* [ABOUT THIS EXERCISE] What lines in the entries below contain the word "images"? Copy all of them.

Collected data entries:

======

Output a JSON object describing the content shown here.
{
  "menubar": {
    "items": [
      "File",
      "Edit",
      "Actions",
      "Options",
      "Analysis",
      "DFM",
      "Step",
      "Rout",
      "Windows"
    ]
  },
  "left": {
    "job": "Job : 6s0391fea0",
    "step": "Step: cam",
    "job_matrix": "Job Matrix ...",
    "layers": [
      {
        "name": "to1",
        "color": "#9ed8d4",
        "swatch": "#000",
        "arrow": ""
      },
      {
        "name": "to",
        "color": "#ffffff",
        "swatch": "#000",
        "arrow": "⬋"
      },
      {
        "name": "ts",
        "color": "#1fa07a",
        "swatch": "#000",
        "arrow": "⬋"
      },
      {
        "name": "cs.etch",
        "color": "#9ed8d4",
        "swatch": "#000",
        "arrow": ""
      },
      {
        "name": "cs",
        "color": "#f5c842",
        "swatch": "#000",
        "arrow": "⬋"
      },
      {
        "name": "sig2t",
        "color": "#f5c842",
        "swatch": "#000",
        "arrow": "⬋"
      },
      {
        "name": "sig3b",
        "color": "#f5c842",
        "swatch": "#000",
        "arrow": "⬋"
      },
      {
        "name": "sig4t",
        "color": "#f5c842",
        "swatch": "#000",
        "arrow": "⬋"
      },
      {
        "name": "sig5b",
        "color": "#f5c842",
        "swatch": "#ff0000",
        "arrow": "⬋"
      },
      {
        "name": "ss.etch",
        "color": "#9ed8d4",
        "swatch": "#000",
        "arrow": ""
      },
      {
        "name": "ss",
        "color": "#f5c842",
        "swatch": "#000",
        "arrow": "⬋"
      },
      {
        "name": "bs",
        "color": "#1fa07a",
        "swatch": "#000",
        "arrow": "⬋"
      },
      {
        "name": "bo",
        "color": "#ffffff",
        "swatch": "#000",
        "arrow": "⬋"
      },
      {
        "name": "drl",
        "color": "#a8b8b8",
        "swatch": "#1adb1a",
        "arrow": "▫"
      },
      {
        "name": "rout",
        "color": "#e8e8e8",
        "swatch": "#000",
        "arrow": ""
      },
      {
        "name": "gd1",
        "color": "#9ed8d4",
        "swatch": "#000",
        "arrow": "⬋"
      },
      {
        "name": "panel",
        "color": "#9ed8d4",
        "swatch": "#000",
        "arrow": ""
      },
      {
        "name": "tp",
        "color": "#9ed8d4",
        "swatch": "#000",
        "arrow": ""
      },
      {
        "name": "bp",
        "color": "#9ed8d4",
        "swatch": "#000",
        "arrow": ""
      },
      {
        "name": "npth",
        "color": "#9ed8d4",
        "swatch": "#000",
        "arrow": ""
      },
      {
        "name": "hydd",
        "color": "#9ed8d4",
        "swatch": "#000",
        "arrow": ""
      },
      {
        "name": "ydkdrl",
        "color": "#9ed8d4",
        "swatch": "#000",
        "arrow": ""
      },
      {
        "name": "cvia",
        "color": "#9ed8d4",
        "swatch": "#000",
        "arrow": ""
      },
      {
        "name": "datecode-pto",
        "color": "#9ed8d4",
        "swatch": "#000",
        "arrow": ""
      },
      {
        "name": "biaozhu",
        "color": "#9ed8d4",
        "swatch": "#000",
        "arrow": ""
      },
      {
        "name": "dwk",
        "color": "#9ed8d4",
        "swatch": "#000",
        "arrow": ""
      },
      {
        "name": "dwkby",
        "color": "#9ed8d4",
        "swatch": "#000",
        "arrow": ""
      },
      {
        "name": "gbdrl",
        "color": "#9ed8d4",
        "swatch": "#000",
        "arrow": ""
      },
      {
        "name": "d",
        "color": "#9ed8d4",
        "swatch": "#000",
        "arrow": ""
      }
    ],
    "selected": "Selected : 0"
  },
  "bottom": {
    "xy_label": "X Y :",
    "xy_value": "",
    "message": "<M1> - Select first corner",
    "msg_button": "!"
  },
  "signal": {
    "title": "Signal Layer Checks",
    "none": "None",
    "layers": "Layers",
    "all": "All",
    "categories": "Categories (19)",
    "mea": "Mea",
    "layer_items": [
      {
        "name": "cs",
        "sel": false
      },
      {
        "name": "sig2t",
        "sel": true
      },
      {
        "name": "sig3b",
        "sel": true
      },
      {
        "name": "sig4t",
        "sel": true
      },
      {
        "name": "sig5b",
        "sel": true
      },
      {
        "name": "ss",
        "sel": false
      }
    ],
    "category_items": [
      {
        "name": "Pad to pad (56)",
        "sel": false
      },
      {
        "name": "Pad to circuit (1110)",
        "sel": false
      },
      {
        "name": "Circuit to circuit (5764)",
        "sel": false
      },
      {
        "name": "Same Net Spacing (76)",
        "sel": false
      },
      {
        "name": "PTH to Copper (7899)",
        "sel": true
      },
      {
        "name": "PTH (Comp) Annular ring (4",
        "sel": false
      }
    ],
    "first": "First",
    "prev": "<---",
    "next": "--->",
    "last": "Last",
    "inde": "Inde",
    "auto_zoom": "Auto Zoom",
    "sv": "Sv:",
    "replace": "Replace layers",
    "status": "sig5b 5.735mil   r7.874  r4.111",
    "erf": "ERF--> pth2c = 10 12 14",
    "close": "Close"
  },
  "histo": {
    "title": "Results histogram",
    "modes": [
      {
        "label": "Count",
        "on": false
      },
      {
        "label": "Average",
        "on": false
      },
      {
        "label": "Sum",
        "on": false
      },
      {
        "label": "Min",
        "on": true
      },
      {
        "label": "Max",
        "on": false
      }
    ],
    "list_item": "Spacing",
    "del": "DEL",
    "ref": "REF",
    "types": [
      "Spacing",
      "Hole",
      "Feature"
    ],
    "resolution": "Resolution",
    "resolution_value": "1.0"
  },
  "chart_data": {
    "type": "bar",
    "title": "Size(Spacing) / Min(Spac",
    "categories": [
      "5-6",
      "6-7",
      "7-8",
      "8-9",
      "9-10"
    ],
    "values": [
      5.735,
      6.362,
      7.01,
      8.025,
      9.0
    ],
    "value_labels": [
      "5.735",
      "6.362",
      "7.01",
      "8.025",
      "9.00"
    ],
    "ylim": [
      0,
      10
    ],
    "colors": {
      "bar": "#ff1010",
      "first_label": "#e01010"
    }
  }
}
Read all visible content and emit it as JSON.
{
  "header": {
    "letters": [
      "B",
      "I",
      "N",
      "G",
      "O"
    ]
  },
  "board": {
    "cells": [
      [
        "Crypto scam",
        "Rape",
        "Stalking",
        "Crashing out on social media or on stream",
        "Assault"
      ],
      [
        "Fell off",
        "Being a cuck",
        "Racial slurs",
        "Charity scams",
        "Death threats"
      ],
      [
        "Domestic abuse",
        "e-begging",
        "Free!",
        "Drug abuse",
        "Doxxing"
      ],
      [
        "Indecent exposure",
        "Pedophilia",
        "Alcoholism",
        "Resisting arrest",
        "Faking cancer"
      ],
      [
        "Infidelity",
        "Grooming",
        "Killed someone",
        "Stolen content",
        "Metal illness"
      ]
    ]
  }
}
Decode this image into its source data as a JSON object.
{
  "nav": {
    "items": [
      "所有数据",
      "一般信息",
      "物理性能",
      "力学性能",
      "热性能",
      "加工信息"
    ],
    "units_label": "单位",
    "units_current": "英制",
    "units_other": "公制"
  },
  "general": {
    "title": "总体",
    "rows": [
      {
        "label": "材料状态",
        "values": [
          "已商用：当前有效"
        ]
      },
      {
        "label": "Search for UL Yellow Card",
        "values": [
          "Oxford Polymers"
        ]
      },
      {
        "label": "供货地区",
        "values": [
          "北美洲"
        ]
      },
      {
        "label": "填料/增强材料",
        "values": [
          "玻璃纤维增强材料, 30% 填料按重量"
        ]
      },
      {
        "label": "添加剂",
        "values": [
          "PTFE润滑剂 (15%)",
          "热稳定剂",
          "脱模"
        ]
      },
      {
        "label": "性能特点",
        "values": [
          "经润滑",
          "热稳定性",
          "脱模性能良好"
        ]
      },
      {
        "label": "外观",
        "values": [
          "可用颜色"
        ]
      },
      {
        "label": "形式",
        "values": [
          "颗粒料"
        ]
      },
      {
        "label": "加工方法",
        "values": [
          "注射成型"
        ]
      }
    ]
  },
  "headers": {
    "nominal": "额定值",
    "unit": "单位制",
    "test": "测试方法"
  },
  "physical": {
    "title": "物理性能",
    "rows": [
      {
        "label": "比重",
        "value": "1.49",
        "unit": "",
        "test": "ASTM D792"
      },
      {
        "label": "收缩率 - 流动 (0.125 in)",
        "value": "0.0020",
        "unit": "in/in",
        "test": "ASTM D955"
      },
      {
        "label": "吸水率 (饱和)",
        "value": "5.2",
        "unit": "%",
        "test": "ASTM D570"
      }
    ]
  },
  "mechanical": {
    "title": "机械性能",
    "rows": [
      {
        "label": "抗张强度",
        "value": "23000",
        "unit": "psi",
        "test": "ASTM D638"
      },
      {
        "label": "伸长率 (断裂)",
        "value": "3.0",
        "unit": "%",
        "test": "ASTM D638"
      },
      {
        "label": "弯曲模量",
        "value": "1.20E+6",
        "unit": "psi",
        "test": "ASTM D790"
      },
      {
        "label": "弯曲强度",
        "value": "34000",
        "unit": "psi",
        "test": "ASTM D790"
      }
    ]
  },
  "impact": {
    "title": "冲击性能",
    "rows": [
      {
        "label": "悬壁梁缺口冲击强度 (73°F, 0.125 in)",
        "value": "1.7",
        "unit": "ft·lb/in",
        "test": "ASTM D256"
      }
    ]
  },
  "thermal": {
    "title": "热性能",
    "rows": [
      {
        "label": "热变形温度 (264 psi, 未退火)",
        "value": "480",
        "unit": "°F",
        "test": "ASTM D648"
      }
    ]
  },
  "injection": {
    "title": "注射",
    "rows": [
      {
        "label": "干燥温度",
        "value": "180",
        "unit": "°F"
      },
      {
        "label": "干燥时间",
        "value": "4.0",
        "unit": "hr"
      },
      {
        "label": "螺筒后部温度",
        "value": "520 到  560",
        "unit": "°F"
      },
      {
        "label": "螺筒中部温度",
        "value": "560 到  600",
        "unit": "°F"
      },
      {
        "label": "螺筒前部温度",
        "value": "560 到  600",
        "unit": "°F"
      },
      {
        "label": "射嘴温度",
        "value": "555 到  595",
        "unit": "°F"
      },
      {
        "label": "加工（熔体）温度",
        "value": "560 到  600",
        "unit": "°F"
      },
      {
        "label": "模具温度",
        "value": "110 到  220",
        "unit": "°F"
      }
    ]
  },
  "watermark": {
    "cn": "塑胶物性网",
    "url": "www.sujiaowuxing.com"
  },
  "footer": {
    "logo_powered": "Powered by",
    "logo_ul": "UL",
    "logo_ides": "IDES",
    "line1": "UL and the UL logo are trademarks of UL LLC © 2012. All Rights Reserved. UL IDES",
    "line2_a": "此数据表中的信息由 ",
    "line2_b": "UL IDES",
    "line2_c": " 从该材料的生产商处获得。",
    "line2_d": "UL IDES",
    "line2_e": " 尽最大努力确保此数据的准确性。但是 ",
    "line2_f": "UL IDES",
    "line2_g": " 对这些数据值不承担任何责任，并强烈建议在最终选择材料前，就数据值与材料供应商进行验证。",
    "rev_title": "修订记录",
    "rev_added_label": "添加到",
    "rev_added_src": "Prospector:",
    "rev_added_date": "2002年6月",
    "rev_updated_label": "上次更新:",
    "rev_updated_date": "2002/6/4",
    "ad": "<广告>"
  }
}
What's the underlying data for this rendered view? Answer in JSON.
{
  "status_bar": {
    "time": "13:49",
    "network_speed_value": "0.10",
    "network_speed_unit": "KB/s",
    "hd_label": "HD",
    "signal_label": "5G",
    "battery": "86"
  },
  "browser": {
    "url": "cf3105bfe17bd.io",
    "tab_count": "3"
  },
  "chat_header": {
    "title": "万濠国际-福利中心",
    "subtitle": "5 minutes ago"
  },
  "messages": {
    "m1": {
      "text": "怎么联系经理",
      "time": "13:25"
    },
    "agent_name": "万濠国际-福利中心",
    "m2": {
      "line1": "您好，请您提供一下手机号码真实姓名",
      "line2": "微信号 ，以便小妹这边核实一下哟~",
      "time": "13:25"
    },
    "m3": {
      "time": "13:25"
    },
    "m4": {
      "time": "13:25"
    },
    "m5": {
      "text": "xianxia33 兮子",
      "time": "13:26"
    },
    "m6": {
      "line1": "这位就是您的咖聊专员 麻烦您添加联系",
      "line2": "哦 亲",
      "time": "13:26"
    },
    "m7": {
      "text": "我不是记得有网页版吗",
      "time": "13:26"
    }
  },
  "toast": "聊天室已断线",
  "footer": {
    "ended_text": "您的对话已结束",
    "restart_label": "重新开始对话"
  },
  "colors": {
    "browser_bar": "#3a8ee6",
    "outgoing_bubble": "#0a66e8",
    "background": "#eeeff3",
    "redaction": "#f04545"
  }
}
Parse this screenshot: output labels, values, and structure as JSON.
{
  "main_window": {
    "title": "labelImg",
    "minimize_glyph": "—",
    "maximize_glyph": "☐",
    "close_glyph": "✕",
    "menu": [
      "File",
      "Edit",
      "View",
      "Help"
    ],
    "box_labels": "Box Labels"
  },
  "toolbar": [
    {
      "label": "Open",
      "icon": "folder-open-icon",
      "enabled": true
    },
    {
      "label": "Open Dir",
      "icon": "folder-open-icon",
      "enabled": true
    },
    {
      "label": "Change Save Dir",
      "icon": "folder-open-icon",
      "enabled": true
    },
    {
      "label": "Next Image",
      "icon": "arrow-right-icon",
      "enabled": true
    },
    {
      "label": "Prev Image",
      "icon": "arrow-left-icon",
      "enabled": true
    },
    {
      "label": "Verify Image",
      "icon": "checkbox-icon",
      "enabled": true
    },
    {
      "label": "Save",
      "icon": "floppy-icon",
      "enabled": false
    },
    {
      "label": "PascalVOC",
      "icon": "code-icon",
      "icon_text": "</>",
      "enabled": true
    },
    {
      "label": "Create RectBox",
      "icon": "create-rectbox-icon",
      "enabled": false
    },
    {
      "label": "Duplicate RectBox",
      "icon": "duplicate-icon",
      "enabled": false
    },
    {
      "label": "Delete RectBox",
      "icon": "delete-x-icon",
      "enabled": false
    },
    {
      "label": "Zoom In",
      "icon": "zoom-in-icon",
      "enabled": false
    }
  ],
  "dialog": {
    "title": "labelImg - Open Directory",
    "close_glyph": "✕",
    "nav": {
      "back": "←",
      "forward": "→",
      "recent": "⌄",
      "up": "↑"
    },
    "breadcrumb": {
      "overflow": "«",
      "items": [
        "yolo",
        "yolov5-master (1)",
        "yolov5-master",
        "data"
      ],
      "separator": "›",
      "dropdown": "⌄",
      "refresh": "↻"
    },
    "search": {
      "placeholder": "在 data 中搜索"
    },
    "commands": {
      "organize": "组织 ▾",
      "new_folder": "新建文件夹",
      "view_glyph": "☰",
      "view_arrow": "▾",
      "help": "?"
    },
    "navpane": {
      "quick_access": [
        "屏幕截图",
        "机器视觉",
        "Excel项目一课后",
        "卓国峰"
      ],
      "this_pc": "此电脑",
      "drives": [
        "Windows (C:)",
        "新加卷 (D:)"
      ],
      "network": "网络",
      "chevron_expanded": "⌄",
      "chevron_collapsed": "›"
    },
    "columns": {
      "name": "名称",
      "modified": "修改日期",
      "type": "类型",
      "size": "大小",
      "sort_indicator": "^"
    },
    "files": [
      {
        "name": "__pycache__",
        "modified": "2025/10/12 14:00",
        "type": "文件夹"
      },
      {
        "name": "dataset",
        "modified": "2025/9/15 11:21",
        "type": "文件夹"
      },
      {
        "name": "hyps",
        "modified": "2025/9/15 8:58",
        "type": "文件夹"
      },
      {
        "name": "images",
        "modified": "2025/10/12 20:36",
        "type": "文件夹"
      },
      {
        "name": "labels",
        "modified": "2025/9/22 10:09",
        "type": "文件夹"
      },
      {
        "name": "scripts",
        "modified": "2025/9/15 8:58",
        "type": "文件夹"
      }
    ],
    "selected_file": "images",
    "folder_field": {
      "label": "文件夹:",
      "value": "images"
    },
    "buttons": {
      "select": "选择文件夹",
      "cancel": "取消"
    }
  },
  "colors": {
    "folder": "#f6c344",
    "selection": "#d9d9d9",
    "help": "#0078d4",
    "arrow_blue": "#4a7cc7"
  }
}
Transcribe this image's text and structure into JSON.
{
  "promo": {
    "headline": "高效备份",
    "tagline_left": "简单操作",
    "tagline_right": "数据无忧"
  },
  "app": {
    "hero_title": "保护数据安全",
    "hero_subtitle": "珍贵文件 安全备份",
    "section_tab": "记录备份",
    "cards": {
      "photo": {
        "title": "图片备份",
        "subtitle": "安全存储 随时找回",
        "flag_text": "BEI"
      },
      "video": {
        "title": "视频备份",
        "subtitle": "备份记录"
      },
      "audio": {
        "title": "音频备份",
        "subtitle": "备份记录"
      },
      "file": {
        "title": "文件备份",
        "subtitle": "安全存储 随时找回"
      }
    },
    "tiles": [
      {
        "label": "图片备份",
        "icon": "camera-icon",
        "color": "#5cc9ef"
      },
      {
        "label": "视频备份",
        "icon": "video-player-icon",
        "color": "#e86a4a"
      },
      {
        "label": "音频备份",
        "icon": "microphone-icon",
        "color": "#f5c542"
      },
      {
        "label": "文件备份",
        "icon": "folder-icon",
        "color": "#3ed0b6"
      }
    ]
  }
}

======

* [SOLVED EXERCISE]
        "name": "images",
    "selected_file": "images",
      "value": "images"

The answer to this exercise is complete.